Updated: Mar 29
The change in routine from remote teaching, hybrid, back to remote block, then more remote, back to hybrid, and now finally all in person has forced a new “normal” and flexibility.
As teachers, we have taught about 1,000 preps (ok, maybe that is an exaggeration but it feels like it!) We have fielded(ing) what feels like thousands of emails of which students are on quarantine and will be joining via Webex (our version of Zoom), who are in quarantine but not joining via Webex, in quarantine with COVID, in quarantine due to COVID in household — and the list goes on and on and on.
I used to keep a spreadsheet of when students were in and out of quarantine and make sure I lecture to my laptop camera (Webex) then engage students in the class, make sure I don’t show my backside to the poor quarantine kids! As soon as I feel like I was in a groove, one student would say, “Mrs. Hair” Evan needs to be let into Webex — SHOOT EVAN!? Wait, is he in quarantine? The system was failing — old ways didn’t work with new problems.
In August, EVERYTHING was new. I do mean everything. New LMS for me (Canvas from Schoology), new Adobe Creative Cloud versions, and we all know the list would last 4 paragraphs the amount of time the “mitigation procedures,” “teacher expectations” and “attendance rules” changed it seemed every other day. I decided to make it ALL new. Curriculum included.
I also decided while I couldn’t control whether or not our students would be remote, hybrid, or in person, I COULD control my level of knowledge and take on new and exciting projects (to me anyway…)!
Last Spring, I caught a post from a co-worker through a normal scroll on Facebook in a Business Educators Facebook group. Before pandemic teaching was our life, I viewed Facebook groups similar to the dreaded teachers lounge, a space and a place for negativity and complainers. On a whim, I submitted my application for invitation to the group.
I was blown away. Good ideas followed by great ideas from teachers I recognize from other social media channels as well as trusted teachers from surrounding school districts. I decided to join several Graphic Design Teachers Facebook groups, Adobe Creative Cloud Teachers Facebook groups, Business Educator Facebook groups and the amount of Fa
cebook teaching groups dedicated to Remote Teaching in the pandemic had members in the THOUSANDS.
I found Facebook groups to be a positive and inviting teachers lounge!
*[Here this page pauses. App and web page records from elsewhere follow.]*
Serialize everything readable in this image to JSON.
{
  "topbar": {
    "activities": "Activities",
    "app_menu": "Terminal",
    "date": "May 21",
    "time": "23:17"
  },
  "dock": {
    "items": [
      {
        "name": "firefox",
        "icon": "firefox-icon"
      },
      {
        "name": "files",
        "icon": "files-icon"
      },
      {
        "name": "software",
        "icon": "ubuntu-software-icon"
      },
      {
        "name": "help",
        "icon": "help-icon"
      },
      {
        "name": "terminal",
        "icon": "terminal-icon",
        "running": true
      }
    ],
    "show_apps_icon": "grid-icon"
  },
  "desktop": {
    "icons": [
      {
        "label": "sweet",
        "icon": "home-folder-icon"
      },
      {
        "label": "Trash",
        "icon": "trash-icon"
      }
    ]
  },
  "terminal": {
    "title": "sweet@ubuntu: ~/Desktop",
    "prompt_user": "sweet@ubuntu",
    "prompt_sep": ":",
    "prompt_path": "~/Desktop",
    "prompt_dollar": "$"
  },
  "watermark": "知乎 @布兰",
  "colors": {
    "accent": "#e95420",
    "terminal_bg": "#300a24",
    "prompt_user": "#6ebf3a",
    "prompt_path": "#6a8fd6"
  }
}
Don’t get me wrong, there is plenty of space to air grievances and discuss buildings and motivate unmotivated students, but in the space was REAL, MEANINGFUL, AUTHENTIC and concrete help. And ALWAYS a “you got this” and most of all, SHARING. We are sharing as teachers, not a profession that is exactly known for individuals sharing freely of creative and original resources.
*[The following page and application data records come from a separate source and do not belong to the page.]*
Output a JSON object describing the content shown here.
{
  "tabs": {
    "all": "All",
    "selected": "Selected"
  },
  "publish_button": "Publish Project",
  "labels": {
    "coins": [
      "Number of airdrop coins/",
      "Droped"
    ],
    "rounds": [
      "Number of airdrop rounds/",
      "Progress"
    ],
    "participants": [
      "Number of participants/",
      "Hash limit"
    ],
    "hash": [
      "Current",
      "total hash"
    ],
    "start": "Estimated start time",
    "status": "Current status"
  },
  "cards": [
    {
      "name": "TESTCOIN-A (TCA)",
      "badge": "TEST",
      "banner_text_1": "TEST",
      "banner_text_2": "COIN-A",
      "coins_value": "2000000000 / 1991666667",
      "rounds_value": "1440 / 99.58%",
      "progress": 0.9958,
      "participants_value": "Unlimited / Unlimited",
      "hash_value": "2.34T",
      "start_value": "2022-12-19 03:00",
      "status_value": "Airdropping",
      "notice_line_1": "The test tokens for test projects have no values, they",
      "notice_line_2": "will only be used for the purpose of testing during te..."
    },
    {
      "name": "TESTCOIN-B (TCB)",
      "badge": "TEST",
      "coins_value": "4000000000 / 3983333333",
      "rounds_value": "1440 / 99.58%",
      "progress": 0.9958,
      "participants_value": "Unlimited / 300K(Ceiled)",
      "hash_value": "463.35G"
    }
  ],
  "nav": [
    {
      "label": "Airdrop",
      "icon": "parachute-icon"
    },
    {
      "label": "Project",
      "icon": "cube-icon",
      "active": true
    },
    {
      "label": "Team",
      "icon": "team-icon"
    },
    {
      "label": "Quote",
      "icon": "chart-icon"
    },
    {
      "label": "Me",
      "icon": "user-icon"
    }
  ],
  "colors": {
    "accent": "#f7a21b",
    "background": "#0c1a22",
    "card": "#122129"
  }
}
With all the challenges of social media, I found Facebook to be my lifeline in pandemic teaching and beyond. There isn’t one day that goes by where I don’t save a post for future use, feel inspired, or try new projects and curriculum that I have found on Facebook groups. It isn’t all taking either. There are rules. You must contribute as much as you take! I have shared equally as many projects and examples as I have utilized as well. Sharing is a golden rule of Facebook for Educators!
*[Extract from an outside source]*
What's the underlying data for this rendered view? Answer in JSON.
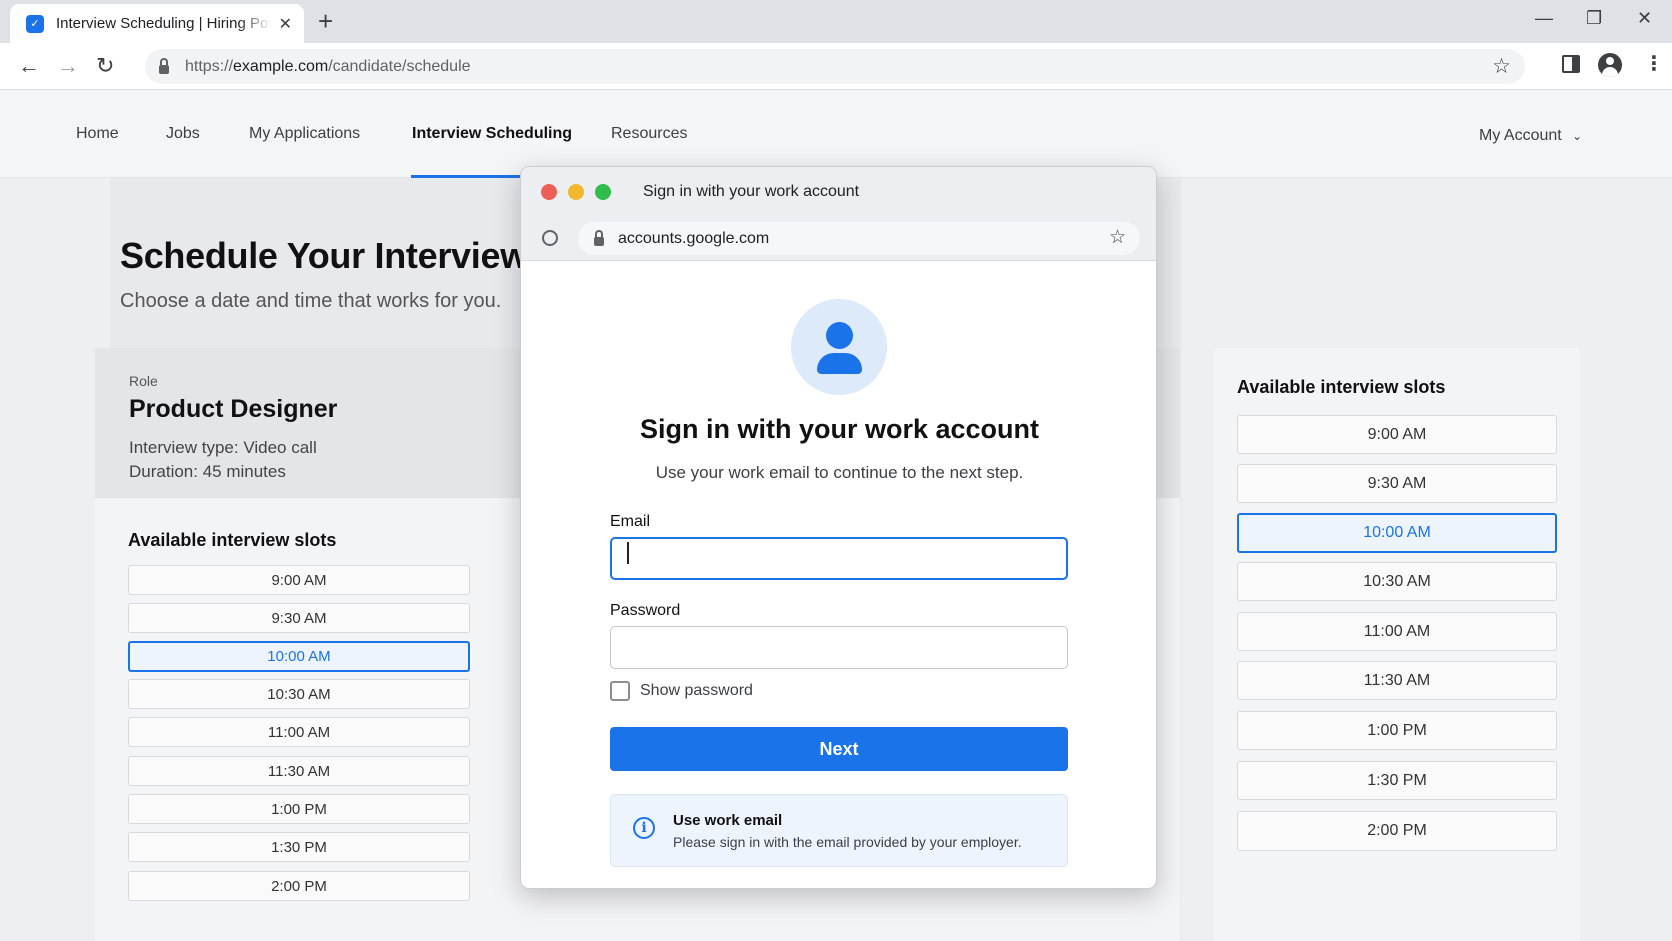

I hope you will consider exploring this option if you are feeling alone, lonely, in a rut, or you have amazing ideas to share! We all need each other, and Facebook groups provide for thousands and thousands of educators to be inspired all while waiting at carpool, or during 5 minutes of our plan time we set aside for creativity (after going to the bathroom, of course)!
Jennifer Hair is the Director and Instructor for Connected Classroom Courses. She has taught high school business and visual arts classes for 18 years at Shawnee Mission East High School in the Kansas City metropolitan area. She also teaches numerous self-paced graduate education courses for teachers.